This night Bennett was a single sword slaying two dragons: Georgia’s almost pathological inability to get past Nick Saban’s dynastic Crimson Tide (0-for-7 against it until Monday). And the nagging thought that maybe lifetimes would pass before Georgia would win another of those type of victories that get tattooed on stadium walls and passed through generations like a family heirloom.

Being the good soldier he is, Bennett would credit everyone else around him, especially a defense that continually denied Alabama the endzone long enough for the Georgia offense to get a few things right. He would look back at the fourth-quarter play that was ruled his fumble and not quibble with the call but rather determine that, “I was not going to be the reason we lost that game.”

From that moment, Bennett was the chief among multiple reasons the Bulldogs won that game. Trailing 18-13 after Bama cashed in the recovered fumble on the Georgia 16-yard line for a touchdown, Georgia would not throw often over the game’s final 10 minutes. But when Bennett did fling, he was perfect. He threw six passes, completed four passes, and the other two were big gains after the Tide was flagged for interference. Half of his completions were for touchdowns, the most meaningful one the 40-yard strike to Adonai Mitchell barely three minutes after the egregious fumble.

Bennett finished the night 17 of 26 for 224 yards, two touchdowns and no interceptions.

As he acknowledged other stories on his team worthy of script treatment, Georgia coach Kirby Smart was impelled to say of Bennett, “Five years ago he was delivering passes like Baker Mayfield against the scout team (prior to Georgia’s Rose Bowl appearance against Oklahoma). There’s a lot of guys that saw him on that scout team make plays with his feet, his arm whip and decision making, and we were very impressed.

“But again, to think that it would come this far from that National Championship he was a part of there (a Georgia loss to Alabama, of course) to this one, man, what a story.”

To call Bennett a walk-on at this point is a bit like trying to portray Secretariat as a former plow horse. But the truth is he originally came to the Bulldog as a walk-on determined to play at the university that was his first love. He crapped out on that occasion, went off to subdued junior college success before coming back to Athens with a scholarship in hand just in time to be a scout quarterback. Now Baker Mayfield may envy him.

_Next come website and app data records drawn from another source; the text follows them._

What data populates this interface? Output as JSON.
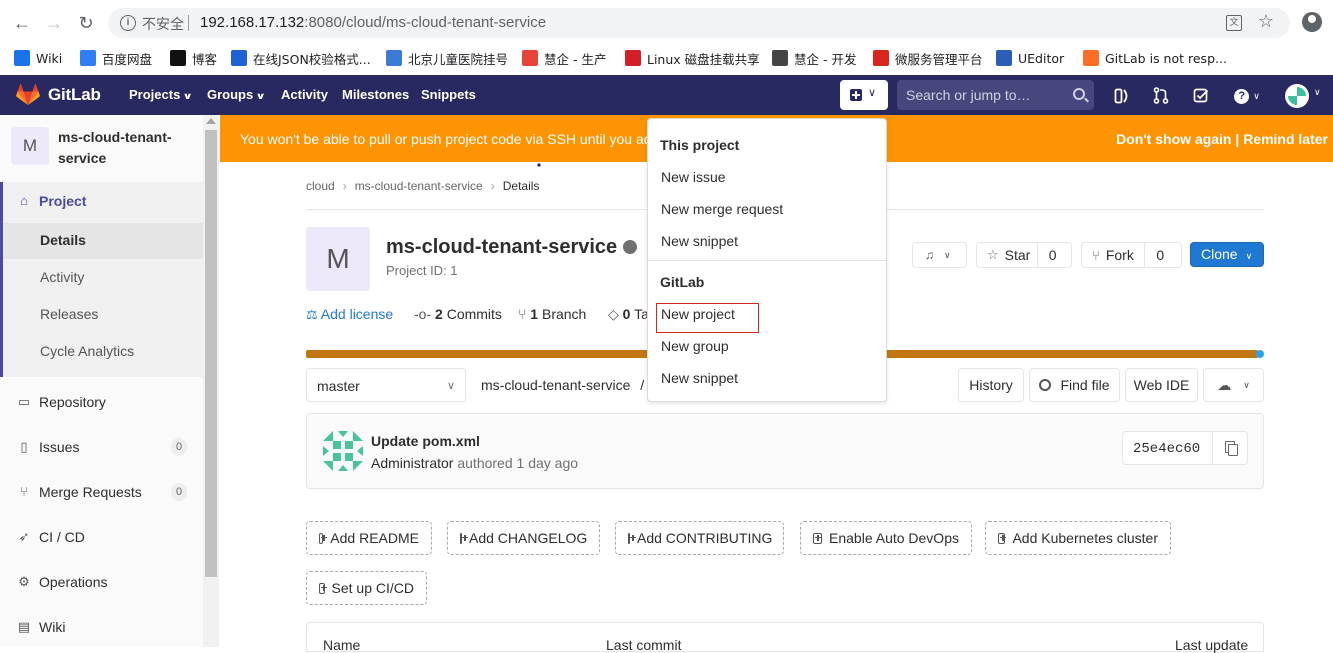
{
  "browser": {
    "insecure_label": "不安全",
    "url_host": "192.168.17.132",
    "url_rest": ":8080/cloud/ms-cloud-tenant-service",
    "bookmarks": [
      {
        "label": "Wiki",
        "color": "#1a73e8"
      },
      {
        "label": "百度网盘",
        "color": "#2f7ff2"
      },
      {
        "label": "博客",
        "color": "#111111"
      },
      {
        "label": "在线JSON校验格式...",
        "color": "#1e62d6"
      },
      {
        "label": "北京儿童医院挂号",
        "color": "#3b7ad6"
      },
      {
        "label": "慧企 - 生产",
        "color": "#e8433b"
      },
      {
        "label": "Linux 磁盘挂载共享",
        "color": "#d21f26"
      },
      {
        "label": "慧企 - 开发",
        "color": "#444444"
      },
      {
        "label": "微服务管理平台",
        "color": "#d9261c"
      },
      {
        "label": "UEditor",
        "color": "#2b5fb4"
      },
      {
        "label": "GitLab is not resp...",
        "color": "#fc6d26"
      }
    ]
  },
  "header": {
    "brand": "GitLab",
    "nav": [
      "Projects",
      "Groups",
      "Activity",
      "Milestones",
      "Snippets"
    ],
    "search_placeholder": "Search or jump to…",
    "bg_color": "#292961"
  },
  "sidebar": {
    "avatar_letter": "M",
    "project_name": "ms-cloud-tenant-service",
    "project_label": "Project",
    "sub_items": [
      "Details",
      "Activity",
      "Releases",
      "Cycle Analytics"
    ],
    "items": [
      {
        "label": "Repository",
        "count": null
      },
      {
        "label": "Issues",
        "count": "0"
      },
      {
        "label": "Merge Requests",
        "count": "0"
      },
      {
        "label": "CI / CD",
        "count": null
      },
      {
        "label": "Operations",
        "count": null
      },
      {
        "label": "Wiki",
        "count": null
      }
    ]
  },
  "banner": {
    "text": "You won't be able to pull or push project code via SSH until you add an SSH key to your profile",
    "dont_show": "Don't show again",
    "divider": "|",
    "remind": "Remind later",
    "color": "#fc9403"
  },
  "breadcrumb": [
    "cloud",
    "ms-cloud-tenant-service",
    "Details"
  ],
  "project": {
    "avatar_letter": "M",
    "title": "ms-cloud-tenant-service",
    "id_label": "Project ID: 1",
    "star_label": "Star",
    "star_count": "0",
    "fork_label": "Fork",
    "fork_count": "0",
    "clone_label": "Clone"
  },
  "stats": {
    "add_license": "Add license",
    "commits_num": "2",
    "commits_label": "Commits",
    "branch_num": "1",
    "branch_label": "Branch",
    "tags_num": "0",
    "tags_label": "Tags"
  },
  "toolbar": {
    "branch": "master",
    "path": "ms-cloud-tenant-service",
    "path_sep": "/",
    "history": "History",
    "find_file": "Find file",
    "web_ide": "Web IDE"
  },
  "commit": {
    "message": "Update pom.xml",
    "author": "Administrator",
    "authored": "authored",
    "time": "1 day ago",
    "sha": "25e4ec60"
  },
  "quick_actions": [
    "Add README",
    "Add CHANGELOG",
    "Add CONTRIBUTING",
    "Enable Auto DevOps",
    "Add Kubernetes cluster",
    "Set up CI/CD"
  ],
  "files_table": {
    "col_name": "Name",
    "col_commit": "Last commit",
    "col_update": "Last update"
  },
  "dropdown": {
    "section1": "This project",
    "section1_items": [
      "New issue",
      "New merge request",
      "New snippet"
    ],
    "section2": "GitLab",
    "section2_items": [
      "New project",
      "New group",
      "New snippet"
    ],
    "highlight_color": "#d9261c"
  }
}
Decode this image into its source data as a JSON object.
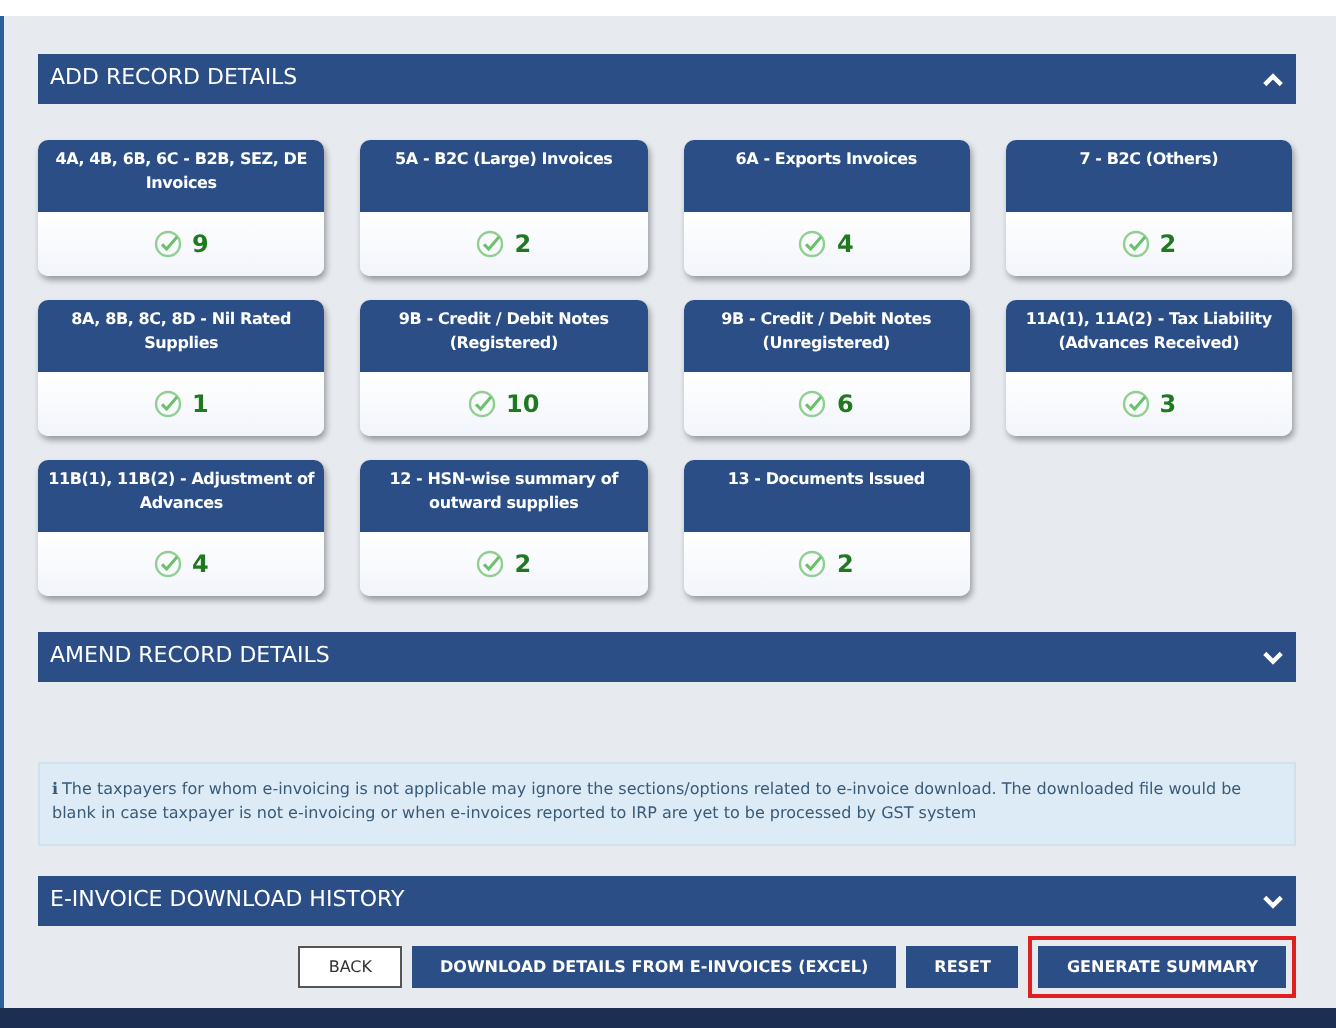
{
  "sections": [
    {
      "title": "ADD RECORD DETAILS",
      "expanded": true,
      "cards": [
        {
          "title": "4A, 4B, 6B, 6C - B2B, SEZ, DE Invoices",
          "count": "9"
        },
        {
          "title": "5A - B2C (Large) Invoices",
          "count": "2"
        },
        {
          "title": "6A - Exports Invoices",
          "count": "4"
        },
        {
          "title": "7 - B2C (Others)",
          "count": "2"
        },
        {
          "title": "8A, 8B, 8C, 8D - Nil Rated Supplies",
          "count": "1"
        },
        {
          "title": "9B - Credit / Debit Notes (Registered)",
          "count": "10"
        },
        {
          "title": "9B - Credit / Debit Notes (Unregistered)",
          "count": "6"
        },
        {
          "title": "11A(1), 11A(2) - Tax Liability (Advances Received)",
          "count": "3"
        },
        {
          "title": "11B(1), 11B(2) - Adjustment of Advances",
          "count": "4"
        },
        {
          "title": "12 - HSN-wise summary of outward supplies",
          "count": "2"
        },
        {
          "title": "13 - Documents Issued",
          "count": "2"
        }
      ]
    },
    {
      "title": "AMEND RECORD DETAILS",
      "expanded": false
    }
  ],
  "info": {
    "icon": "ℹ",
    "text": "The taxpayers for whom e-invoicing is not applicable may ignore the sections/options related to e-invoice download. The downloaded file would be blank in case taxpayer is not e-invoicing or when e-invoices reported to IRP are yet to be processed by GST system"
  },
  "history": {
    "title": "E-INVOICE DOWNLOAD HISTORY",
    "expanded": false
  },
  "buttons": [
    {
      "label": "BACK",
      "kind": "outline",
      "highlighted": false
    },
    {
      "label": "DOWNLOAD DETAILS FROM E-INVOICES (EXCEL)",
      "kind": "primary",
      "highlighted": false
    },
    {
      "label": "RESET",
      "kind": "primary",
      "highlighted": false
    },
    {
      "label": "GENERATE SUMMARY",
      "kind": "primary",
      "highlighted": true
    }
  ]
}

Bennett began the 2021 season as a backup to the highly hyped Daniels. But when Daniels was hurt in the second game, Bennett took over and wouldn’t give back the job. Hence the popular fan debate between the two quarterbacks that was the background static for the last three months. It grew all the louder after Bennett’s two interceptions against Alabama abetted the Tide’s SEC Championship victory in December.

But talk about a complete rewrite of that scene: Last month it was Bennett throwing a costly pick-six interception in a big game. Monday he was sobbing with happiness on the sidelines as Georgia’s Kelee Ringo returned an interception for a touchdown against Alabama with less than a minute to go, locking down a championship.

“The tears afterwards, that just hit me. I hadn’t cried in, I don’t know, years, but that just came over me,” Bennett said. “When you put as much time as we do into this thing, blood, sweat, tears, it means something.”

He talked about wanting nothing more in the aftermath of this epochal night than to go hug his family. Others may have doubted, but they never did. “They’re the ones who have been in my corner the entire time, always supported me.”

While Smart reminded his players about the place in lore they had just assumed. “I told the guys in the locker room, just take a picture of this, because I think back to the ‘80 championship picture and seeing all those players and all these people that have reached out and said things,” he said. “Our guys have accomplished that, something special, and as they say, they’ve become legendary.”

The format’s changed a bit since 1980. Rather than one bowl game leading to a title, now there is a two-tier playoff. In both the semifinal and final, it was a former walk-on who was named the most valuable offensive player. That is the stuff of legend.